Intervention Research    

The FAS DPN is currently funded by the CDC to evaluate the effectiveness of two interventions targeted to children with the full spectrum of disorders associated with prenatal alcohol exposure, and their families.

Susan J. Astley, Ph.D., Professor of Epidemiology
Heather Carmichael Olson, Ph.D., Child-Clinical Pscyhologist
Lesley Olswang, Ph.D., Professor of Speech and Hearing Sciences
Truman Coggins, Ph.D., Associate Professor of Speech and Hearing Sciences.
Tracy Jirikowic, Ph.D., O.T.R./L., Occupational Therapist
Allison Brooks, Ph.D., School Psychologist
Julie Gelo, Family Advocate/Resource Advisor
Beth Gendler, M.S.W., Social Worker

School-aged children with FAS/ARND are an essential group to target when building empirically-based intervention models. The age range of 5 to 11 years is a period when a large group of children with FAS/ARND can be identified, and there are pressing clinical needs. In these school years, alcohol-affected children's deficits in areas such as executive functioning and behavioral regulation, memory, and social communication are clearly emerging and beginning to negatively impact their adaptive function and life success. These are the years when behavior problems - and especially difficulties with peers and disruptive behavior- are widely reported among children with FAS/ARND by their parents and teachers. These caregivers struggle to understand the children's challenging, maladaptive, or atypical behavior, and apply treatment techniques that do not always yield expected success. In these years, when home and school are a child's main life settings and developmental outcomes can be meaningfully improved, parents and teachers need access to effective interventions. These can either be multimodal interventions providing caregiver support, education, assistance with advocacy, and access to a menu of services such as behavioral consultation- or high-yield, single-modality treatments that target critical domains of deficit shown by children with FAS/ARND.

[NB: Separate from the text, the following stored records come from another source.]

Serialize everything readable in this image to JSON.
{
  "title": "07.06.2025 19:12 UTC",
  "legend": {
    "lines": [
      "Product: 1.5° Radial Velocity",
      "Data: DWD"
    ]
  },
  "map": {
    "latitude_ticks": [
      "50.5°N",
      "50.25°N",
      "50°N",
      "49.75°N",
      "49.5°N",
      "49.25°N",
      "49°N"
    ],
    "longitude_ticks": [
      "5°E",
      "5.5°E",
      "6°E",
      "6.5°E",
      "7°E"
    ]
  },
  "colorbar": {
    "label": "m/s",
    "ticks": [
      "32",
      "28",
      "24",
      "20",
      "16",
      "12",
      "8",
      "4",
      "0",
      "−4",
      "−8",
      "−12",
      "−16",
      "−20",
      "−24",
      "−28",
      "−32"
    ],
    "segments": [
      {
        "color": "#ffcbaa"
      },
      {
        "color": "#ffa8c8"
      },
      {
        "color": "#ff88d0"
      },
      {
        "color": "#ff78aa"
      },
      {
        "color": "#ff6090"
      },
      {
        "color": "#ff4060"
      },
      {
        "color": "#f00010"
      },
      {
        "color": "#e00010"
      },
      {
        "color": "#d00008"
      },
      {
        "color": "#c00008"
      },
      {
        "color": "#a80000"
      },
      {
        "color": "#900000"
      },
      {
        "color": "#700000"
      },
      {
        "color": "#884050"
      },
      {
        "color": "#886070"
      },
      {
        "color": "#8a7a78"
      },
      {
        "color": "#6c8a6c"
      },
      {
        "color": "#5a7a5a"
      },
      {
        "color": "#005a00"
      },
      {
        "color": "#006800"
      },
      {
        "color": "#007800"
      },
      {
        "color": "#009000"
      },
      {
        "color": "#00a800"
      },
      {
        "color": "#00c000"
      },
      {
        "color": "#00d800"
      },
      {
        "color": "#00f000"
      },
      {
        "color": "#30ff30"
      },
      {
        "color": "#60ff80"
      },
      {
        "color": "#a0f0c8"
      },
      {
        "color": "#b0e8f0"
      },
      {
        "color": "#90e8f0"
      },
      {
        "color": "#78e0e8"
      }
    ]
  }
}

The current proposal responds to this important clinical need by refining and testing two promising intervention models for school-aged children with FAS/ARND that are built on published "clinical wisdom," nine years of FAS diagnostic clinic experience, pilot intervention studies, and selected empirically-supported child treatment techniques: (1) The Families Moving Forward Project: An individualized, supportive, behavioral consultation intervention for parents and school staff of children with FAS/ARND; and (2) Social Communication Intervention: A school-based social communication intervention provided directly to children with FAS/ARND that targets critical deficits in social communication and peer relations. These interventions will be assessed through two randomized control trials on a total of 128 children with FAS/ARND.


Additional information related to the Families Moving Forward Project.